**WHAT TO PRODUCE:**
Copy the lines below that contain "тестов".

*** EXERCISE DATA ***

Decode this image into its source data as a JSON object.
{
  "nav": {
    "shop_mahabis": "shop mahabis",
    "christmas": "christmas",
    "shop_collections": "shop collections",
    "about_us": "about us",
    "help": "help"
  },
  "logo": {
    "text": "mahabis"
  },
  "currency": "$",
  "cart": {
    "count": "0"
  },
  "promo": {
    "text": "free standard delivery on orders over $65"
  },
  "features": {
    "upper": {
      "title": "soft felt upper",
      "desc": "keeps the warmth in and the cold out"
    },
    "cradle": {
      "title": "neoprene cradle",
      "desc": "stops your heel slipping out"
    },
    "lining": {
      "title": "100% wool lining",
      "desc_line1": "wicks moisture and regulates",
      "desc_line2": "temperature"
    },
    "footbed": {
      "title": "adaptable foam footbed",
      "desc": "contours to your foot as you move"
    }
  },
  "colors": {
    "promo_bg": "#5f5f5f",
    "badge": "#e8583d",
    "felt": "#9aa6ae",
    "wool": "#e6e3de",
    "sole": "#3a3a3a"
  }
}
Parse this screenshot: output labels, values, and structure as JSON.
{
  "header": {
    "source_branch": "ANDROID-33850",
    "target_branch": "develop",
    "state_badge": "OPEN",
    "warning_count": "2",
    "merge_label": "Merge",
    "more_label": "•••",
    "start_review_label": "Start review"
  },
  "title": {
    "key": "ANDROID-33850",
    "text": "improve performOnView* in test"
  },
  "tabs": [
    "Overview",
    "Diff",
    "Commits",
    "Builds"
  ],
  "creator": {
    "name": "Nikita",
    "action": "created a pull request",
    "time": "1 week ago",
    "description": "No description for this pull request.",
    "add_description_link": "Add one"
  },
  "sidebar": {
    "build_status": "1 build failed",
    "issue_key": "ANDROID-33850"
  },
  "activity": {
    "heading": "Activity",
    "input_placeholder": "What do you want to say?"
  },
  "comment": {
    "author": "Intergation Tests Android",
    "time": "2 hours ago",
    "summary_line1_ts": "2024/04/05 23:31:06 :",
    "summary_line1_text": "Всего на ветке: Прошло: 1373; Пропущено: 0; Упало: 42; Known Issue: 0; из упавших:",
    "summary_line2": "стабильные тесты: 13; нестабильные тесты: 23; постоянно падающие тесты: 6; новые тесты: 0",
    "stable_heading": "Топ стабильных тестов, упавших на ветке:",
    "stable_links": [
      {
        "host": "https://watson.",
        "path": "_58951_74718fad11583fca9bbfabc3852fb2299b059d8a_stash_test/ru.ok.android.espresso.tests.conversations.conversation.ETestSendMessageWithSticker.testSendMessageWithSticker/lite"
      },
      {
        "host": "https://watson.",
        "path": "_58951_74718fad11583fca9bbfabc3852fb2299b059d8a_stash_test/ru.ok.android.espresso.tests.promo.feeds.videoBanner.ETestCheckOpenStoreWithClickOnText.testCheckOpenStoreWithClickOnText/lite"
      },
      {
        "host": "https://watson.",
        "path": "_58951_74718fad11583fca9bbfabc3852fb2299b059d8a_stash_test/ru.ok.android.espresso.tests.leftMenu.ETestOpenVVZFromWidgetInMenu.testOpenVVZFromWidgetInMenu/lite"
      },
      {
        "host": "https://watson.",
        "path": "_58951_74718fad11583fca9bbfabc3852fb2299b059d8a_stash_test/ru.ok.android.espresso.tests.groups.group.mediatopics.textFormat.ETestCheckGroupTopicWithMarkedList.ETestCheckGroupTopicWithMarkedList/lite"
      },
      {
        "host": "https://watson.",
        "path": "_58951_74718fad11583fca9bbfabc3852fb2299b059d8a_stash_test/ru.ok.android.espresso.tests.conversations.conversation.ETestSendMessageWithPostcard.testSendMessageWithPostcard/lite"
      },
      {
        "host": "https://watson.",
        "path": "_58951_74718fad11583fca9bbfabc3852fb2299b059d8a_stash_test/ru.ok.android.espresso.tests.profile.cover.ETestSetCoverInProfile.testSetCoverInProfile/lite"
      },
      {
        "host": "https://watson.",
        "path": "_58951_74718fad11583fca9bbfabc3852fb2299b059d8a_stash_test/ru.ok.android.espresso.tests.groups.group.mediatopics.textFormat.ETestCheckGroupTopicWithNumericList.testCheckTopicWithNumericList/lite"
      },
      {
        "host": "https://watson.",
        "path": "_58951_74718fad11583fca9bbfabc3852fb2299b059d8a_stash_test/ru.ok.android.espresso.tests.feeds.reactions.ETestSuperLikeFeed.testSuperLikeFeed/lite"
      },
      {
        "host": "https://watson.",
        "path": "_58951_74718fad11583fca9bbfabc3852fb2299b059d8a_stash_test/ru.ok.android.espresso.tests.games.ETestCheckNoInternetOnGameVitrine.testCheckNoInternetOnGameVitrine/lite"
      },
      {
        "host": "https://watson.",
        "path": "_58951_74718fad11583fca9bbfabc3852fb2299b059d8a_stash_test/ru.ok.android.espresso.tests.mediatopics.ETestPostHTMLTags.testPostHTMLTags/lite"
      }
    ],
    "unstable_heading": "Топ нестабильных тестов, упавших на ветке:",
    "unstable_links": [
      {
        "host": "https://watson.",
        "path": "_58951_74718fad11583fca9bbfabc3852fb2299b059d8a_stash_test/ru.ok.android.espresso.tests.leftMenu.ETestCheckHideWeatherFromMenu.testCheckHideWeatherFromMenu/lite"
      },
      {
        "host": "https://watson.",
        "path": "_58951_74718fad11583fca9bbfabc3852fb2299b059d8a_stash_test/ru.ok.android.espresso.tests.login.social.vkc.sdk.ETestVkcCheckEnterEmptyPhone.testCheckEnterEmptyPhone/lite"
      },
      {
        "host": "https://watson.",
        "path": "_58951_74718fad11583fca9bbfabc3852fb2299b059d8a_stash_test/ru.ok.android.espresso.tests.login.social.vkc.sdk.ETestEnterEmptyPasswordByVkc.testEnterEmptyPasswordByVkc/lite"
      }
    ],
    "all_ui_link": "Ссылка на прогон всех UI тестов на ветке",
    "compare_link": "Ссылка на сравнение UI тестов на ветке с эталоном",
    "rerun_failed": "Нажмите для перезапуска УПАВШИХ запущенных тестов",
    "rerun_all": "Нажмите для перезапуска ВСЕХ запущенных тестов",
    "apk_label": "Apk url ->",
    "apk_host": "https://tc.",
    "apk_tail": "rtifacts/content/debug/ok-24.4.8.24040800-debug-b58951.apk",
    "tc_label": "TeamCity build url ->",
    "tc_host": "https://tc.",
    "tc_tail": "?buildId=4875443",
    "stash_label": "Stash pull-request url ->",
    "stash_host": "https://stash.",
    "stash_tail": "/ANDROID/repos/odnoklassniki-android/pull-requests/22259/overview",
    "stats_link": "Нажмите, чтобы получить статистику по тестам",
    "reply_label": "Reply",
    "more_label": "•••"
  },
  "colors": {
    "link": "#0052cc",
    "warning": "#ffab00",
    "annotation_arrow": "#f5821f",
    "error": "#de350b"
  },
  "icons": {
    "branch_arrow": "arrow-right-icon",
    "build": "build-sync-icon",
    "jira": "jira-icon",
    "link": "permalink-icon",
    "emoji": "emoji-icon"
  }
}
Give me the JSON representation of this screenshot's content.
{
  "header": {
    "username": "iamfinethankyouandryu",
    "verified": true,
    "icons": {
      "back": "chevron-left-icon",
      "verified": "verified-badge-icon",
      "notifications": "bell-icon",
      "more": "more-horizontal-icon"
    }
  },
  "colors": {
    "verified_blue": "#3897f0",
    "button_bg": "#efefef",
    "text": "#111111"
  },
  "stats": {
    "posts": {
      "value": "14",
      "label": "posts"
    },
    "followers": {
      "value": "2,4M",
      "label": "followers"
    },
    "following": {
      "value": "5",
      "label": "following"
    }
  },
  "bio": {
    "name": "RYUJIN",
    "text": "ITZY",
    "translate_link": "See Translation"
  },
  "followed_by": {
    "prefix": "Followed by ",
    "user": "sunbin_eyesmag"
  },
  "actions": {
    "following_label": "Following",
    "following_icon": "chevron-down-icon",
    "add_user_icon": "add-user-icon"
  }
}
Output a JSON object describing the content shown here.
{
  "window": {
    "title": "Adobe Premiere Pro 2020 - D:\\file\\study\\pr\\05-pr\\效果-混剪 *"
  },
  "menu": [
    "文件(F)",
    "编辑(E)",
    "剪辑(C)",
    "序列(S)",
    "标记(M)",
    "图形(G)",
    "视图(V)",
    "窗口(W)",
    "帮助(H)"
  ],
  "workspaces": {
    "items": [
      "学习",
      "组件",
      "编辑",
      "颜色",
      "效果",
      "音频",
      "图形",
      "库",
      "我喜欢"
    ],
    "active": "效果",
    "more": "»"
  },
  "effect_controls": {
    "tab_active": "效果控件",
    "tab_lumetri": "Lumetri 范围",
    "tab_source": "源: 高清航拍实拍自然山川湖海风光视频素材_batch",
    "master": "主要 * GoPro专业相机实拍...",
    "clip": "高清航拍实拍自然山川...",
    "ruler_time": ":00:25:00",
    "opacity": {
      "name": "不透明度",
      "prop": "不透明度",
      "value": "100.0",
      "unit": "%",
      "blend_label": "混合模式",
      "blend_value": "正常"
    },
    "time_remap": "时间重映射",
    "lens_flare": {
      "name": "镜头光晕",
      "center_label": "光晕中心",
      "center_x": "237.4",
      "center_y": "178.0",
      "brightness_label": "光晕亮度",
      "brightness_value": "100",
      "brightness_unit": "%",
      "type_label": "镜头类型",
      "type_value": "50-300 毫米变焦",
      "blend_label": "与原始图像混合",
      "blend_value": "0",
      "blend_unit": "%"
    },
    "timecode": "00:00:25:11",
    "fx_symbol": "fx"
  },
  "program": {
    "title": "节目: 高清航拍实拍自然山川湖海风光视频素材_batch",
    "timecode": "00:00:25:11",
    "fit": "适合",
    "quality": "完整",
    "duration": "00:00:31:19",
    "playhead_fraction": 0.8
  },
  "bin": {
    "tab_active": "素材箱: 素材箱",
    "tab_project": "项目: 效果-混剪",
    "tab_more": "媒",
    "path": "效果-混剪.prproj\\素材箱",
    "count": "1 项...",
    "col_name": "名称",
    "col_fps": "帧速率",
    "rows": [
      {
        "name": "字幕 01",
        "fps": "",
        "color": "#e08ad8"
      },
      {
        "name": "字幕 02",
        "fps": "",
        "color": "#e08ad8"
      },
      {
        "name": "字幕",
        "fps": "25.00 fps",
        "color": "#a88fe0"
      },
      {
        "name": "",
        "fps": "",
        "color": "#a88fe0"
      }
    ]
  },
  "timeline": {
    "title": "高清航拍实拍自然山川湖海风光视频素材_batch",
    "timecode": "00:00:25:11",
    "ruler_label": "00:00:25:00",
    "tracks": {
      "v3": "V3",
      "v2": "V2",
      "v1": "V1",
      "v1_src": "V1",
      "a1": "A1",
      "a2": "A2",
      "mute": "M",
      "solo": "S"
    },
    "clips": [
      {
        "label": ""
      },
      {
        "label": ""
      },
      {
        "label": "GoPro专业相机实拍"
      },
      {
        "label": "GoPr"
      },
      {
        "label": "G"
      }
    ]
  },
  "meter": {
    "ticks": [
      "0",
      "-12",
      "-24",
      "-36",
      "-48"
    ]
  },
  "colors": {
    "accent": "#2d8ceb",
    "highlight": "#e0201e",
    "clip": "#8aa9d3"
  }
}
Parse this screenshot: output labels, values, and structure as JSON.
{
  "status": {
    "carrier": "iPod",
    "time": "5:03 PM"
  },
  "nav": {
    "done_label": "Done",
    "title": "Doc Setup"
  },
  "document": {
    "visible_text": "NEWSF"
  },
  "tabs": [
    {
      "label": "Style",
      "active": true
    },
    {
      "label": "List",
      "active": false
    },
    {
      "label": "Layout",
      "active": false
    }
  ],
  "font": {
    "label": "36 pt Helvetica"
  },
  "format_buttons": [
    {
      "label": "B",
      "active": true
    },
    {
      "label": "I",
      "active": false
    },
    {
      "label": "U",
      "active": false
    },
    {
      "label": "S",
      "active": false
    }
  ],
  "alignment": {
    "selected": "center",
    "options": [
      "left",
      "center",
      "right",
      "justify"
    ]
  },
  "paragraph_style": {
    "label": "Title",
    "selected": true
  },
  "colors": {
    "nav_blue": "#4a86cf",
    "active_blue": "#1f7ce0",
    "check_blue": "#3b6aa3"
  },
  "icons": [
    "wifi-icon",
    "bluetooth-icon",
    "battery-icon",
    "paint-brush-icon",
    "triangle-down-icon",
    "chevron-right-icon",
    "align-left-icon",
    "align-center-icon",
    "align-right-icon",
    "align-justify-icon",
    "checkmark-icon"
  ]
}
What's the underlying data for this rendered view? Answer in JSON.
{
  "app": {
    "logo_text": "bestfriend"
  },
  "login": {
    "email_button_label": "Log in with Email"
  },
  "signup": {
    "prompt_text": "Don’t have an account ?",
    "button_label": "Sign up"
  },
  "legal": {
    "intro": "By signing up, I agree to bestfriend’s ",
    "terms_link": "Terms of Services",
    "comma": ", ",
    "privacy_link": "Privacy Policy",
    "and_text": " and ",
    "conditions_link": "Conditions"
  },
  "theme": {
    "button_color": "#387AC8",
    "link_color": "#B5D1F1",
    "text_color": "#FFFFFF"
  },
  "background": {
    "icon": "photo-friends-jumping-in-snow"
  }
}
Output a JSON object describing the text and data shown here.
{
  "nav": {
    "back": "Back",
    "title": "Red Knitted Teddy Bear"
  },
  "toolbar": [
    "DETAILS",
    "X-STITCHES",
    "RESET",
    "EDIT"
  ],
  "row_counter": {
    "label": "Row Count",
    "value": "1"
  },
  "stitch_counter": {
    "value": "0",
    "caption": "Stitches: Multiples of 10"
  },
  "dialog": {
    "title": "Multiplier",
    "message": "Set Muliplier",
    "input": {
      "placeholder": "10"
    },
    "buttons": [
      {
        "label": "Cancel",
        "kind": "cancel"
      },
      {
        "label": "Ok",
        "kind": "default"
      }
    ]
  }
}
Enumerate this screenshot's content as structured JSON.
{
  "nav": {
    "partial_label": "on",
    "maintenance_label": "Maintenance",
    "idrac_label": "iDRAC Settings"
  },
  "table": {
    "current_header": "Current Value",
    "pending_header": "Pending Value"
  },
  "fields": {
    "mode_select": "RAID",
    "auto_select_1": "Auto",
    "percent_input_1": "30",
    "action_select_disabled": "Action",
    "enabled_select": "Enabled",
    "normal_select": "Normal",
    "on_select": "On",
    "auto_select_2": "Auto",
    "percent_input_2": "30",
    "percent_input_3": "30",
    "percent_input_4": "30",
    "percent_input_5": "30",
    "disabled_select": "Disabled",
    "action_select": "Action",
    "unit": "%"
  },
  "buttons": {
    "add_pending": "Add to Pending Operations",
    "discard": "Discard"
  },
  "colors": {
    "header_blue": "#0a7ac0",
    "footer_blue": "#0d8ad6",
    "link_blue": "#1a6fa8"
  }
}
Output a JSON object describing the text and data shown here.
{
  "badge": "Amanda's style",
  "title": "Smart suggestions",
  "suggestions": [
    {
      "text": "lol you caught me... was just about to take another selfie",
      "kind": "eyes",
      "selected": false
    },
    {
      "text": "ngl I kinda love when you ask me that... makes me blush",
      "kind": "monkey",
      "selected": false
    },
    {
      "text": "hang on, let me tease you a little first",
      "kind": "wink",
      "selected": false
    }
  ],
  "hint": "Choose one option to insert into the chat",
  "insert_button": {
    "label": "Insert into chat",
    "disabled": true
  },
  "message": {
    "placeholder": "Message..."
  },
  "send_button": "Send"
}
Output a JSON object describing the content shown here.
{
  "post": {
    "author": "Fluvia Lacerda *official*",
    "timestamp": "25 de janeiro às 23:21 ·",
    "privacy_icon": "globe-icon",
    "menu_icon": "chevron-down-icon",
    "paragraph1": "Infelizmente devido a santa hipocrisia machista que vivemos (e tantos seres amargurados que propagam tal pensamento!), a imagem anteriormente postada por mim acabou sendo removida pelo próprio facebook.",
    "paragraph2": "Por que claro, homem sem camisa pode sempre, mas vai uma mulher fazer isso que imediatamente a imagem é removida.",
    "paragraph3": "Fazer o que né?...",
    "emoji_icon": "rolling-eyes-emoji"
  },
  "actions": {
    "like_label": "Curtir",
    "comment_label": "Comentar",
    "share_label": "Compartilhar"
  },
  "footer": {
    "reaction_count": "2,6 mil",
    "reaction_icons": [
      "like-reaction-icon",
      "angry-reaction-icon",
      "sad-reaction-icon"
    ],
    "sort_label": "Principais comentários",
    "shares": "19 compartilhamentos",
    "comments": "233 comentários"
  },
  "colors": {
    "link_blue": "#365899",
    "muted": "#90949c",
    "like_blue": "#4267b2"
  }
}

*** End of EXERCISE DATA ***

**SOLUTION FOR THIS TASK:**
    "stable_heading": "Топ стабильных тестов, упавших на ветке:",
    "unstable_heading": "Топ нестабильных тестов, упавших на ветке:",
    "all_ui_link": "Ссылка на прогон всех UI тестов на ветке",
    "compare_link": "Ссылка на сравнение UI тестов на ветке с эталоном",
    "rerun_failed": "Нажмите для перезапуска УПАВШИХ запущенных тестов",
    "rerun_all": "Нажмите для перезапуска ВСЕХ запущенных тестов",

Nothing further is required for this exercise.